Nine Signs of Post-Partum Depression

Nine Signs of Post-Partum Depression

Parenthood comes with a great amount of stress, happiness and emotional upheaval. After giving birth many women, up to 50% according to the Journal of the American Medical Association (JAMA), experience postpartum blues, a period of highly active and reactive emotions. Although named the “blues,” this period is often one of happiness mixed with fluctuating emotions and crying. Postpartum blues typically ebb within the first week of giving birth, but when they do not, they can become postpartum depression. Ten to twenty percent of women experience postpartum depression, depression lasting up to six months after giving birth, so although this is a serious and distressing condition, it is not unusual or untreatable (JAMA, “Postpartum depression,” February 2002).

Postpartum Depression Symptoms

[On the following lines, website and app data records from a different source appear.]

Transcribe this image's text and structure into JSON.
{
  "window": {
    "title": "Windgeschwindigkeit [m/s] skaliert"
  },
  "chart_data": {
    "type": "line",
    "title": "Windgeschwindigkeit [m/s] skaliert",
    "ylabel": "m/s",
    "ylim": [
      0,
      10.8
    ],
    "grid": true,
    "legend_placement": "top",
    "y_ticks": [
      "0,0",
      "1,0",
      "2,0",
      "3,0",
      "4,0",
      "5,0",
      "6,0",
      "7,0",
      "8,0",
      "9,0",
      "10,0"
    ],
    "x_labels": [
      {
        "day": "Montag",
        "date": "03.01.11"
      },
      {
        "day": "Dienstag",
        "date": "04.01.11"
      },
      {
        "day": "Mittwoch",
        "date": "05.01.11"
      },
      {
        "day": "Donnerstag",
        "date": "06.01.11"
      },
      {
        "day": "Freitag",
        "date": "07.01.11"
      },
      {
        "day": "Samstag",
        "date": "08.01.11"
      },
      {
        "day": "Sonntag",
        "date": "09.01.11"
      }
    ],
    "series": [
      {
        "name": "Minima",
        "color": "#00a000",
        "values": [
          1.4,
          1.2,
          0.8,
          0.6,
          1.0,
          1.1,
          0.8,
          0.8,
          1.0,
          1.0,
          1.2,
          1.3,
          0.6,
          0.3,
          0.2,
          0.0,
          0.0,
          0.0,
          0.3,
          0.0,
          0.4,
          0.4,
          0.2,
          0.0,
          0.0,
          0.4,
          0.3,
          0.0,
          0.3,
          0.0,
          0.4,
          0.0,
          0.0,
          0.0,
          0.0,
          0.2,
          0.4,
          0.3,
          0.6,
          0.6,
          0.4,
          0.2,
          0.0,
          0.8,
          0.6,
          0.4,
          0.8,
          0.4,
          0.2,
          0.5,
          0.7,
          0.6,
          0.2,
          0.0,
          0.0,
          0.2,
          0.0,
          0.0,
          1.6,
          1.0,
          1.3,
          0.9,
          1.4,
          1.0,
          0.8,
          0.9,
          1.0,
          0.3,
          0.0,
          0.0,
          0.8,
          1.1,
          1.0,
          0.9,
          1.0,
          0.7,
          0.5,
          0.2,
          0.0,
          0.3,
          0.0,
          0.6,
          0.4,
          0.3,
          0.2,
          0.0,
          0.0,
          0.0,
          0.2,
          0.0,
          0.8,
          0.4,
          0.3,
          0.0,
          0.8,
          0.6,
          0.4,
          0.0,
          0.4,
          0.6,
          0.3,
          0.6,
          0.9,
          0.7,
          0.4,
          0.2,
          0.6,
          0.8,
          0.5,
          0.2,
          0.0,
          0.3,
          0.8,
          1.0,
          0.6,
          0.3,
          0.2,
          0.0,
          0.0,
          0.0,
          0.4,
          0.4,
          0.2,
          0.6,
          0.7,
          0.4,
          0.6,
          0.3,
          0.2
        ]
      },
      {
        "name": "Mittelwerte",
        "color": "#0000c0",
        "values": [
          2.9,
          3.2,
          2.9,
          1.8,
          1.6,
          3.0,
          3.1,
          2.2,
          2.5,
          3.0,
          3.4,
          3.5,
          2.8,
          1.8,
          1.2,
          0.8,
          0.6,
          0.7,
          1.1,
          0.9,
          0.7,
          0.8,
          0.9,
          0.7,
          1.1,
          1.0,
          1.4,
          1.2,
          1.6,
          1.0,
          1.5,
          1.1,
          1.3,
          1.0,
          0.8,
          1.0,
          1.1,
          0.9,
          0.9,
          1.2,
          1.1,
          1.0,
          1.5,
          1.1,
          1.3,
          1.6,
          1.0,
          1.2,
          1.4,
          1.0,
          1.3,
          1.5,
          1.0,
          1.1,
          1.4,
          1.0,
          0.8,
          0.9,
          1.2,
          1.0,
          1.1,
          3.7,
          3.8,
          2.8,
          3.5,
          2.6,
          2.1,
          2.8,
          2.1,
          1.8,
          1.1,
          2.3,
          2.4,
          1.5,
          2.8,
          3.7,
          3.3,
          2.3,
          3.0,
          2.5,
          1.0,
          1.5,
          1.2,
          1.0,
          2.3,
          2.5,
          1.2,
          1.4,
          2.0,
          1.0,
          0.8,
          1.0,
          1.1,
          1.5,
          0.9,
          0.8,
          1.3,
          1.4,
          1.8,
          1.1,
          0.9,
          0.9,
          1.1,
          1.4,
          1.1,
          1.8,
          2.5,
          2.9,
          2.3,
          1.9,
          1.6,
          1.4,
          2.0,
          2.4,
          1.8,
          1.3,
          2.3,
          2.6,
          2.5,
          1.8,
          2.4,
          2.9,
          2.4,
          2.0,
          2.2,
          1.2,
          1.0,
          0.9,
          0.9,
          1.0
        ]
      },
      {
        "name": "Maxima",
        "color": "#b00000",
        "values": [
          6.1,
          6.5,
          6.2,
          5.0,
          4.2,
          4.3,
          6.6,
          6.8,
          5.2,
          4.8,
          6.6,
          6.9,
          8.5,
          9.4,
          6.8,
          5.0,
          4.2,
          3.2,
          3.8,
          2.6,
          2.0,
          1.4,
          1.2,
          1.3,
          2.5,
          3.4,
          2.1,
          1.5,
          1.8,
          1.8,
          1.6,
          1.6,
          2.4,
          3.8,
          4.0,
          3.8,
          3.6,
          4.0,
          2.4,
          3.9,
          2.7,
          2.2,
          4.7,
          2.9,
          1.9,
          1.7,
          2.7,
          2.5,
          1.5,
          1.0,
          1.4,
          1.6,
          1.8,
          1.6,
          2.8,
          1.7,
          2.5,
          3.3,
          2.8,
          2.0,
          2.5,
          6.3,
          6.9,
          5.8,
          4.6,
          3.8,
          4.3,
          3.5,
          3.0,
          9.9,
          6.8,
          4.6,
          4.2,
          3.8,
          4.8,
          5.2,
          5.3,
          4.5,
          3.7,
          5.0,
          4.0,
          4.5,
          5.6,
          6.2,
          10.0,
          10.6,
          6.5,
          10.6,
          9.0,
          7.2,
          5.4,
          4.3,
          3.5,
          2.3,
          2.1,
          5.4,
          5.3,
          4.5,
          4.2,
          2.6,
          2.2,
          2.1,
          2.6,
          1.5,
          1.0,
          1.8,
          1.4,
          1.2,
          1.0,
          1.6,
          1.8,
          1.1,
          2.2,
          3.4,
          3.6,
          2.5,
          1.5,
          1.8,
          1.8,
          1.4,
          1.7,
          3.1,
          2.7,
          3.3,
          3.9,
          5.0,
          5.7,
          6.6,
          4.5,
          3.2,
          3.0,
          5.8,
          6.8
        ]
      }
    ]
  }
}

Signs of postpartum depression often mimic those of regular clinical depression, but according to the American Psychological Association, nine signs of postpartum depression include the following:

  • Disinterest in the baby
  • Fear of not being a good parent
  • Fear of being left alone with the baby
  • Feeling worthless or unable as a parent
  • Constant anxiety or panic attacks
  • Changes in eating or sleeping patterns
  • Uncontrollable crying or mood swings
  • Difficulty concentrating or making decisions
  • Frightening thoughts of hurting yourself or the baby

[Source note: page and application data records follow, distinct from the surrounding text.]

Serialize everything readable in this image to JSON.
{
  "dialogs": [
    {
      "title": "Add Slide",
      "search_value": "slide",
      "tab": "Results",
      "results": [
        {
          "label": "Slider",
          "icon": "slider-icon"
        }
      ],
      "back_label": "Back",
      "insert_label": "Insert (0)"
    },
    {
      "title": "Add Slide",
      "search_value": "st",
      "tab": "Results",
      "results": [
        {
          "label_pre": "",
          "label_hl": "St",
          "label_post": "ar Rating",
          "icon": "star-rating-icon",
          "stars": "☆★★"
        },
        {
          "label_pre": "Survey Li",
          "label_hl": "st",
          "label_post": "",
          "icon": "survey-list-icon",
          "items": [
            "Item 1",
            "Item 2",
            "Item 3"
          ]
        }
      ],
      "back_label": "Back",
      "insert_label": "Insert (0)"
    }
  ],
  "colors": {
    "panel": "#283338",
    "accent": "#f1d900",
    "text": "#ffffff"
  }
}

Those who experienced depression or anxiety prior to becoming pregnant or giving birth and those with limited social support are more likely to develop postpartum depression, but even the best-prepared mothers can find themselves experiencing any or all of the symptoms listed above. While social and genetic factors play a role in how or why this form of depression develops, it is also related to the natural, abrupt hormonal changes that can result after giving birth.

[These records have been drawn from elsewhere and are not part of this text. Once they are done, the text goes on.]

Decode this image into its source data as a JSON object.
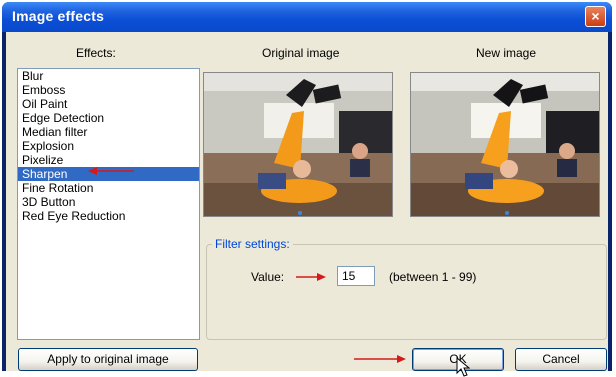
{
  "window": {
    "title": "Image effects",
    "close_glyph": "×"
  },
  "effects": {
    "label": "Effects:",
    "items": [
      "Blur",
      "Emboss",
      "Oil Paint",
      "Edge Detection",
      "Median filter",
      "Explosion",
      "Pixelize",
      "Sharpen",
      "Fine Rotation",
      "3D Button",
      "Red Eye Reduction"
    ],
    "selected_index": 7
  },
  "preview": {
    "original_label": "Original image",
    "new_label": "New image"
  },
  "filter": {
    "group_label": "Filter settings:",
    "value_label": "Value:",
    "value": "15",
    "range_hint": "(between 1 - 99)"
  },
  "buttons": {
    "apply": "Apply to original image",
    "ok": "OK",
    "cancel": "Cancel"
  },
  "colors": {
    "accent": "#316ac5",
    "annotation_arrow": "#d41a1a",
    "title_bar": "#0b4fd6"
  }
}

Treating Postpartum Depression

Do not avoid the problem or evade your feelings if you are struggling with postpartum depression. Any mental health concern can worsen if left untreated. New mothers may be tempted to keep their depression secret thus putting themselves and their newborns at risk. Talk with friends, family members and mental health and physical health professionals about what you are feeling. Postpartum depression is not a sign of failure as a parent; it is a common reaction to childbirth and new parenthood. If you speak up and take action, you can manage the symptoms of postpartum depression and be a caring and effective mother. If you ignore the signs of postpartum depression, you may develop long-term depression or unhealthy coping mechanisms such as drug abuse or engagement in addictive or dangerous behaviors. Don’t miss out on the joys of motherhood. Call us today to find understanding and professional resources for treatment of your mental health concerns including postpartum depression, depression and substance abuse or addiction. We are here for you 24 hours a day, so please don’t wait to give yourself and your new family the lives you deserve.